In "WeCrashed," Hathaway allows Rebekah Neumann a weird and specific dignity that suggests something closer to damaged than pathetic. Leto — whose Israeli accent is amazingly accurate, no matter what some Twitterers think — is in some ways a more compact and manageable version of Adam (a much larger and more handsome man), but he brings to his characterization a credible craziness, an interesting hint of imbalance.
And part of our enjoyment of Gordon-Levitt as the remorseless Ayn Rand-loving Uber founder is the obvious enjoyment the actor (allegedly a genuinely gentle soul) takes in indulging the feral fury of Kalanick's selfishness.
We're watching these shows not because we want to know how the story ends — we already know, and if we don't we can always peek at a Wikipedia entry — but because they allow us the vicarious pleasures of hanging out with these horribly empty people as they attempt to fill themselves up with money and pretty things. And because we're given intellectual cover to consider their amorality.
Embedded in the title of "WeCrashed" is the idea that the Neumanns ultimately failed, but how big a failure can it be when you're walking away with $1.47 billion and an extremely well-paid consulting gig? It's only a failure if you consider what could have been, and the collateral damage to others.
Likewise Kalanick is forced out of Uber and "disgraced," but he's still got billions in the bank. Only Delvey, the fake heiress who didn't manage to close the loan to fund her foundation, seems to be left in an unenviable position post-debacle.

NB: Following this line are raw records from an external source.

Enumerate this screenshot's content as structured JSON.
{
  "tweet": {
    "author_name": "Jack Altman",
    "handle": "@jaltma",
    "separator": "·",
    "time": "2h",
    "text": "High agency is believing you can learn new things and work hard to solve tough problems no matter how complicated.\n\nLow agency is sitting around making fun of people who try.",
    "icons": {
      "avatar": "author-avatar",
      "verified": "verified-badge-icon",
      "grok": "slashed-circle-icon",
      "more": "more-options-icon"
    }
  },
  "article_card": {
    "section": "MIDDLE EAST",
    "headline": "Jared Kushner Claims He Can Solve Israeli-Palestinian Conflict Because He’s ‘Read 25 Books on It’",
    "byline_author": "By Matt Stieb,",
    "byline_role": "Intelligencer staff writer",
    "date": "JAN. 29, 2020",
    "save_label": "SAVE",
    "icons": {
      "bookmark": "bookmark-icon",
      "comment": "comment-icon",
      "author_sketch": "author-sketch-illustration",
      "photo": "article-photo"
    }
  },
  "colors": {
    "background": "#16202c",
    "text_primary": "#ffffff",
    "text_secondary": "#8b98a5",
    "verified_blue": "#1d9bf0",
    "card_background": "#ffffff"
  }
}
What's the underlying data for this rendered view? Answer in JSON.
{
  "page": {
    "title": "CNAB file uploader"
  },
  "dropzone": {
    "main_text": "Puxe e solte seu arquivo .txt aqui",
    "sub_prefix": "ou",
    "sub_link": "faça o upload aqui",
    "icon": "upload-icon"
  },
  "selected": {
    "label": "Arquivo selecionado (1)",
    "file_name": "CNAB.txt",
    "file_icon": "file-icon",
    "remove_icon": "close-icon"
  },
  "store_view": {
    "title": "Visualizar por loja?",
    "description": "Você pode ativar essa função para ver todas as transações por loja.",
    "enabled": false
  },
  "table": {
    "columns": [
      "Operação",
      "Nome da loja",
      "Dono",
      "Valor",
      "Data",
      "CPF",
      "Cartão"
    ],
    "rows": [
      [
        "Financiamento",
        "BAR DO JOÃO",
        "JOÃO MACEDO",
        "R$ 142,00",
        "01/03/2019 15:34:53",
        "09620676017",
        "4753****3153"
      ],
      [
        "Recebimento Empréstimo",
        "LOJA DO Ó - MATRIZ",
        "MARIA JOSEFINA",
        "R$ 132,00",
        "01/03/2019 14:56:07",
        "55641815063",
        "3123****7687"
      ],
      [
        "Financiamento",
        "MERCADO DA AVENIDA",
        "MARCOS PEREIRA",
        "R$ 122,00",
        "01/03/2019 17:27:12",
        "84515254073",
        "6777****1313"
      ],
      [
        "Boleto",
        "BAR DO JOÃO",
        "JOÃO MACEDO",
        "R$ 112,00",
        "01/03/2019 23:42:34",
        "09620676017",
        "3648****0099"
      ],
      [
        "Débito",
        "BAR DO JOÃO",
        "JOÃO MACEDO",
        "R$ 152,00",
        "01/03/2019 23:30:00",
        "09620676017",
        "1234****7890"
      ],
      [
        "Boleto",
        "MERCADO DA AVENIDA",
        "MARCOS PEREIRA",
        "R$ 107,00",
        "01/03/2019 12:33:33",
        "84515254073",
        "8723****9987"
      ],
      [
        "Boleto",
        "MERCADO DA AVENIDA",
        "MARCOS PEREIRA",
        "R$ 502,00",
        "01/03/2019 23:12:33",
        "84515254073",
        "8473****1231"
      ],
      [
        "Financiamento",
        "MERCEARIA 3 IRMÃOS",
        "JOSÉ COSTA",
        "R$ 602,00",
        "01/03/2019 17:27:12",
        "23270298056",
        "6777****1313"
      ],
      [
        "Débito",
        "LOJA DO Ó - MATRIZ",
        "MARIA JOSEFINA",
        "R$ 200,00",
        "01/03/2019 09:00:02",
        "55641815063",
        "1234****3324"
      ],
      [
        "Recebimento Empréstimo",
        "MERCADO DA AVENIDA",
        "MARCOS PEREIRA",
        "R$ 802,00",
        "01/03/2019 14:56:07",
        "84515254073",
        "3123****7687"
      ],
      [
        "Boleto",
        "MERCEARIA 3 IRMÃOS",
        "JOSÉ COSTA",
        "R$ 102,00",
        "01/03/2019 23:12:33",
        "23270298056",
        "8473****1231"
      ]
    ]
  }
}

And there are those who would point out that she ought to be able to monetize all those Instagram followers and "her struggle."
If she had secured that fateful loan and made a go of her vague plans, would her origin story be the stuff of legend a couple of decades along? She would have faked it until she made it, and there are plenty of fortunes founded on blood and misery. Anna was just a grifter, an Icarus who flew too high.
Like Michel, her biggest crime might have been that her transgressions were too small.